What is in this article?:
All three measures of farm sector earnings are forecast to rise in 2010, rebounding from double-digit declines in 2009.
- Net cash income is expected to rise nearly 34 percent from 2009, and 28.8 percent above the previous 10-year average.
- Net value added, at $132.0 billion, is expected to be up $20 billion from 2009, and will be 22 percent above its 10-year average. An increase in the value of livestock production accounted for almost all of the upward movement in net value added. The value of dairy production is projected to rise by 29.6 percent, meat animal production by 16.4 percent, and poultry/egg production by 9.9 percent.
- Net farm income, while forecast to be $5.9 billion below its all-time nominal record in 2004, has shown a rebound from 2009, a year in which demand for agricultural products fell worldwide due to the global recession.
Payments to stakeholders
Payments to stakeholders, the returns to nonowner capital, are forecast to be $50.4 billion in 2010, $0.6 billion (1.2 percent) higher than in 2009. The increase is due to a projected rise in hired labor and net rent to nonoperators that more than offsets a small drop in total interest expenses. Payments to stakeholders will constitute 18 percent of total expenses in 2010, nearly identical to 2009, and 38 percent of net value added, down from 45 percent in 2009.

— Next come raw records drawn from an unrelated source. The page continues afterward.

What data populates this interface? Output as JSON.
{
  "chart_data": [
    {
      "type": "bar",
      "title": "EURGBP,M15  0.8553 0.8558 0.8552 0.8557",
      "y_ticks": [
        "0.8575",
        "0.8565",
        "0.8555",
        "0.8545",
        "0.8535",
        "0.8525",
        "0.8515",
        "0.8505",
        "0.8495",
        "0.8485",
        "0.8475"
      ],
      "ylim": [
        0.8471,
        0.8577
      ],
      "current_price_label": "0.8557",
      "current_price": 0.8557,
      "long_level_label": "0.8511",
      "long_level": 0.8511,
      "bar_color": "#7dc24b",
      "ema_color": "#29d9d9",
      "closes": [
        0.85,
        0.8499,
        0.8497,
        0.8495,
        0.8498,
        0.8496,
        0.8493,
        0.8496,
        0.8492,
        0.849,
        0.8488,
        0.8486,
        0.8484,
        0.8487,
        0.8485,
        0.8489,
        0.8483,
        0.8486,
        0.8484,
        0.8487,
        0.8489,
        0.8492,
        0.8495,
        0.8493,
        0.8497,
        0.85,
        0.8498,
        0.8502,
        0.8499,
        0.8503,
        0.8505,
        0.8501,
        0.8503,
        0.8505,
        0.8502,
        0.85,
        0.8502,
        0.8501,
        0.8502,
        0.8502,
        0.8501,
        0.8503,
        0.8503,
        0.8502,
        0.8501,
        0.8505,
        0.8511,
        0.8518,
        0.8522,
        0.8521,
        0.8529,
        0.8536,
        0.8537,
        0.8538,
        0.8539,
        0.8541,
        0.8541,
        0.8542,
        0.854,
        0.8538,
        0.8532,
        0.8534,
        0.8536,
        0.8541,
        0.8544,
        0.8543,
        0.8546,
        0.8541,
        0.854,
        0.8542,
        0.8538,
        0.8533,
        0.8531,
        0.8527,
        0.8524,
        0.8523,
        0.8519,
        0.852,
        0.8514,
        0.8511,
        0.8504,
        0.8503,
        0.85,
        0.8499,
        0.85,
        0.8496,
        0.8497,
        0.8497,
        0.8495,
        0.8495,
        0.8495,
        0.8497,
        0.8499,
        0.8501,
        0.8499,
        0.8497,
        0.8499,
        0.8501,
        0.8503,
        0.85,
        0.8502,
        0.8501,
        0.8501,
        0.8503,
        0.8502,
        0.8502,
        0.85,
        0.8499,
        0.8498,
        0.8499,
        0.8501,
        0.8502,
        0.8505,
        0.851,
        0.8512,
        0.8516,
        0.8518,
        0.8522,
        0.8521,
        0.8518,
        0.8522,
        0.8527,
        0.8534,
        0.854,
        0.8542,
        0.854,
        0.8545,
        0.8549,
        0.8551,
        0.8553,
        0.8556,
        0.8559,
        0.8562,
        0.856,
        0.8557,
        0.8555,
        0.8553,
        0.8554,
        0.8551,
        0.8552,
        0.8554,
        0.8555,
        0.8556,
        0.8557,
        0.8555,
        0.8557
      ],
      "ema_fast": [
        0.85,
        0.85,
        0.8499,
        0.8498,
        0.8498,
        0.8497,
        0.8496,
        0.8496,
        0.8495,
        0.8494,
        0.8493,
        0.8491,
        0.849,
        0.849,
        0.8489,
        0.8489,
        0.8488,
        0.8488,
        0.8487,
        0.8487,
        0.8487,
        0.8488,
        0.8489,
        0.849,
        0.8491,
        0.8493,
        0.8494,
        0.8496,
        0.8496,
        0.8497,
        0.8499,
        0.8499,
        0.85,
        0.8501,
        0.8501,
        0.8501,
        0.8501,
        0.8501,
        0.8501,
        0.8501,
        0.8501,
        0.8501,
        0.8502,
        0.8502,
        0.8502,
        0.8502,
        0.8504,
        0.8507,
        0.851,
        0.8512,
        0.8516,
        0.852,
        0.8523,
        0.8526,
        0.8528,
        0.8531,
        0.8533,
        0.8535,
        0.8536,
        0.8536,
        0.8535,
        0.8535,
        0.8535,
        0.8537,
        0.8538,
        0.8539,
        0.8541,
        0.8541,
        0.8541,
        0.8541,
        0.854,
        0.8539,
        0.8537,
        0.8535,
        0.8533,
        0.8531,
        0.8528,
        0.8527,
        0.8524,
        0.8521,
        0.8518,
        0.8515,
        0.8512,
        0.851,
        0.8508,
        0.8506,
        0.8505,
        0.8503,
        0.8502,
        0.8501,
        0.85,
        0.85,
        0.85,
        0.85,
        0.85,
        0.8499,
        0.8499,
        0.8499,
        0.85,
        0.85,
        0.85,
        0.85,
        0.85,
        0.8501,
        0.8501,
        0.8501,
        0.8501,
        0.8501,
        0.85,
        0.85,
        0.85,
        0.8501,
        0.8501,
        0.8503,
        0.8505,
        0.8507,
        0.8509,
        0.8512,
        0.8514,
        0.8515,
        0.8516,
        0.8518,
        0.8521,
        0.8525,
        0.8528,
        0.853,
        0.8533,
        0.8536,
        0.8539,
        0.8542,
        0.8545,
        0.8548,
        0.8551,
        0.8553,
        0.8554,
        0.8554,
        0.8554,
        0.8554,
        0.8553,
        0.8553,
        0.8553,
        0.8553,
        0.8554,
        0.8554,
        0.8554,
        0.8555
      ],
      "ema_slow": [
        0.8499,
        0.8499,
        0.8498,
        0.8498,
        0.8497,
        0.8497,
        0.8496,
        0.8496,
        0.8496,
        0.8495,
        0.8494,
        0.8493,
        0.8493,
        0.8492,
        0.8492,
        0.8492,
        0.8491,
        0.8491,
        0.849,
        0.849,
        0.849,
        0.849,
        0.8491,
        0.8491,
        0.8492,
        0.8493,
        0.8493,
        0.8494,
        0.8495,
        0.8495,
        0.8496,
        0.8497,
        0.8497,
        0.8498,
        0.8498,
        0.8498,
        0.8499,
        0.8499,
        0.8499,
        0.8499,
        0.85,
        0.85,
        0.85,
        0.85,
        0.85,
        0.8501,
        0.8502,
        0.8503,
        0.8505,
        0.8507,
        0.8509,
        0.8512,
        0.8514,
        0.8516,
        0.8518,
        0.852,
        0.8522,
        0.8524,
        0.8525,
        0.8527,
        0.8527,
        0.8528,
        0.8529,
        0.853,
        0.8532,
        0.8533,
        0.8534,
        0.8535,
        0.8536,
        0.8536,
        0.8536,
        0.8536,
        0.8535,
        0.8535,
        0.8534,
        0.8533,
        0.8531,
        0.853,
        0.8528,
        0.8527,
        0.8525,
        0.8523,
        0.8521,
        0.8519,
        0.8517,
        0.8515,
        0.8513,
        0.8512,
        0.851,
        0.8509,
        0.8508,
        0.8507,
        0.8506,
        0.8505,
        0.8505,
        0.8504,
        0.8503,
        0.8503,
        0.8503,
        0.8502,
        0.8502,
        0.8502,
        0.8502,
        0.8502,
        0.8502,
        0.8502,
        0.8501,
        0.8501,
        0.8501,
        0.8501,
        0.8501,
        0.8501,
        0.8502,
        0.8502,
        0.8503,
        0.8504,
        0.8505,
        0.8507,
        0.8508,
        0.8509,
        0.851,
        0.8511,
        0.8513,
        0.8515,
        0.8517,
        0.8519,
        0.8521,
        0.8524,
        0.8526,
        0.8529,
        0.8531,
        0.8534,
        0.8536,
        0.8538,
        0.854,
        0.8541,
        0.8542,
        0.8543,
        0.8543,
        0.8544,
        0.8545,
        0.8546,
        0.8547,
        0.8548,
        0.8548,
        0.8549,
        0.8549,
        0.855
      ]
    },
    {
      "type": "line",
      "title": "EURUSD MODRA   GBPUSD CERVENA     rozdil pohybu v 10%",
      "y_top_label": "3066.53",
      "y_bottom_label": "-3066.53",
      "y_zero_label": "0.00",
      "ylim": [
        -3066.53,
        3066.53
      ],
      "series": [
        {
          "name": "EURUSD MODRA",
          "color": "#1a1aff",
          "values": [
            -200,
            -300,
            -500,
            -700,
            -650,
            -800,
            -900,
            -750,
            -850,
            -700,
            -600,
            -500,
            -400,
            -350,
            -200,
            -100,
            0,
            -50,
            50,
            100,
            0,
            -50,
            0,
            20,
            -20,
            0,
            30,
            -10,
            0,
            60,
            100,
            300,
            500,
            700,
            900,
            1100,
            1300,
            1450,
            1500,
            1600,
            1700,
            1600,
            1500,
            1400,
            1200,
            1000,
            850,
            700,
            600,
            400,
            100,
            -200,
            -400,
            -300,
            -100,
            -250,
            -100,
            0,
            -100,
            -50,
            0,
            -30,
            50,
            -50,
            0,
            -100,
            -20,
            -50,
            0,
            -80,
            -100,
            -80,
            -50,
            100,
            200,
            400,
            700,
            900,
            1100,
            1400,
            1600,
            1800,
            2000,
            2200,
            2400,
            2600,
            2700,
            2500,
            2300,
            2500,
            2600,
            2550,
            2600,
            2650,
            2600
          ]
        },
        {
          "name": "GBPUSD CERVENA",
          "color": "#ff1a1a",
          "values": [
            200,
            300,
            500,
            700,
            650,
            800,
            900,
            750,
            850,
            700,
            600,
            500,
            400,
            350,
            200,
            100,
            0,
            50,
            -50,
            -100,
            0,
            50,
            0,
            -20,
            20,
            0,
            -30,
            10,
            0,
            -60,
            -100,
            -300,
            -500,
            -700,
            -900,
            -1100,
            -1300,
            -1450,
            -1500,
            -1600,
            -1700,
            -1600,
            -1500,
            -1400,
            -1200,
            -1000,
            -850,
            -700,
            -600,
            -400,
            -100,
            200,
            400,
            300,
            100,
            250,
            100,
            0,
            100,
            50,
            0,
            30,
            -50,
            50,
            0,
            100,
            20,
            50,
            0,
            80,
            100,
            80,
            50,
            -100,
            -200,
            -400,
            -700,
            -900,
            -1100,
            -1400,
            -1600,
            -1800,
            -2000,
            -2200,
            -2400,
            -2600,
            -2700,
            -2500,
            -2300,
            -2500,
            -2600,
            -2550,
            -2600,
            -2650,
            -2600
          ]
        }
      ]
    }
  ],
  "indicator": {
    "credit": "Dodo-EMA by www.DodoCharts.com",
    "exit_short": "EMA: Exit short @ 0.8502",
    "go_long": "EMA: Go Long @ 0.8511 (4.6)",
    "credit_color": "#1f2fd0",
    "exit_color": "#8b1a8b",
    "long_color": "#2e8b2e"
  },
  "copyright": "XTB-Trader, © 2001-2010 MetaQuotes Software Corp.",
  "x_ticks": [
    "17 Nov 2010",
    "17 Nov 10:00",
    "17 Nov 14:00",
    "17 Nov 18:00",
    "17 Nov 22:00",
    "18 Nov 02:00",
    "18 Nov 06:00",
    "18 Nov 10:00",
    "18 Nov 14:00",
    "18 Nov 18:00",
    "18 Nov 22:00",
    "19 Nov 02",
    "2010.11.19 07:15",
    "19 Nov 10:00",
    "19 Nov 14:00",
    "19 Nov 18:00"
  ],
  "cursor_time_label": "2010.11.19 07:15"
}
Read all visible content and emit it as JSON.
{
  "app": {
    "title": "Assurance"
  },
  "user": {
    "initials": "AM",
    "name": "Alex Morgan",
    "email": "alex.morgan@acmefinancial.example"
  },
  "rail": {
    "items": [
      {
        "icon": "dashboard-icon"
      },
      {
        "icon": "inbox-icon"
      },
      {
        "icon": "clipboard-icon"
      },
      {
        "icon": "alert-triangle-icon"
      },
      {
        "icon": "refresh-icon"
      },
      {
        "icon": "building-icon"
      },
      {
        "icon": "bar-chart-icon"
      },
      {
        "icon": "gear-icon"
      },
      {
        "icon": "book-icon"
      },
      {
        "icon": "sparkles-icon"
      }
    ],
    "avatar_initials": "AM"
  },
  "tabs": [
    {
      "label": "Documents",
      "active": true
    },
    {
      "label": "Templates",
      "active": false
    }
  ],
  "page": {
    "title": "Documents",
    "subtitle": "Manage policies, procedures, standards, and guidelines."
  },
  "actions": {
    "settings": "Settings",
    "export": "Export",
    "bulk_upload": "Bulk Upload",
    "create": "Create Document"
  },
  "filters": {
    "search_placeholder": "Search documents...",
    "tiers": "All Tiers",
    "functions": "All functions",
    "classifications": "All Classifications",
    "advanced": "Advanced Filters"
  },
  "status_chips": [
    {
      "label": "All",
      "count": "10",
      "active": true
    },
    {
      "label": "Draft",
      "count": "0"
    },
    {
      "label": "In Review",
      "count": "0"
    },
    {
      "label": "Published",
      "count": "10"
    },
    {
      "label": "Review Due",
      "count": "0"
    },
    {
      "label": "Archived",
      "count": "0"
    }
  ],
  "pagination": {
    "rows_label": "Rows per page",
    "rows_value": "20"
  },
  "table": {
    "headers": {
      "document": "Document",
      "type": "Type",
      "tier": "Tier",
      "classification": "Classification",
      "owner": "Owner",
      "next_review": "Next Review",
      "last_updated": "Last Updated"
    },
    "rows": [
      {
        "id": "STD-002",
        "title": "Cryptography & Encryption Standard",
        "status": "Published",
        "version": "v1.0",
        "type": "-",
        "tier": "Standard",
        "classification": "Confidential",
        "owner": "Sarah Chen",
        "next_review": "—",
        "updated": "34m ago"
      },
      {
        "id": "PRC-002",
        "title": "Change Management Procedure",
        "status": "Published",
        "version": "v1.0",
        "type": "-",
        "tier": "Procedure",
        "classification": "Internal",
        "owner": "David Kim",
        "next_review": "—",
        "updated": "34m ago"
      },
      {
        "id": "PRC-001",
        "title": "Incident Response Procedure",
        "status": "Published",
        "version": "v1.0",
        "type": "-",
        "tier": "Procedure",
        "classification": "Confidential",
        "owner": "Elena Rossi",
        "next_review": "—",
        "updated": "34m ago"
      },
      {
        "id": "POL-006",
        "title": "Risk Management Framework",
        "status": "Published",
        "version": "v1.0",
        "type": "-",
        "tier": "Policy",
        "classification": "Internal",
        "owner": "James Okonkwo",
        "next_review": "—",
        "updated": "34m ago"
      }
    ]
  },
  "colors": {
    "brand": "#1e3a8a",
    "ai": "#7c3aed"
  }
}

Total labor expenses are projected to be about $500 million (1.7 percent) higher in 2010 based on a 1.7- percent increase in wage rates and the lack of change in total output. Employee compensation (hired labor) is expected to climb $650 million (2.6 percent). With cash receipts for the principal commodities that employ hired labor (vegetable, fruit, nut, dairy, and greenhouse/nursery operations) up 12 percent and with higher net farm income, operators will likely be less reluctant to hire workers than they were in 2009.
Net rent to nonoperators should be about $170 million (1.7 percent) higher than in 2009. Cash rent is forecast up 2.0 percent. Cropland cash rents per acre in the most recent Agricultural Land Values and Cash Rents were up 3.0 percent. That increase and the small drop in acres planted account for the cash rent forecast. Following the movement in the value of crop production in 2010, share rent should be up 3.1 percent. Other factors in the forecast equation hold the change in total net rent to less than the movement in the cash and share rent indicators.
Interest expenses are forecast to be down a little over $200 million (1.4 percent) in 2010. Both real estate and nonreal estate interest are predicted to decrease slightly. Both types of debt should decline more than $2 billion, while interest rates fall slightly. Debt and interest rates are discussed in greater depth in the balance sheet section.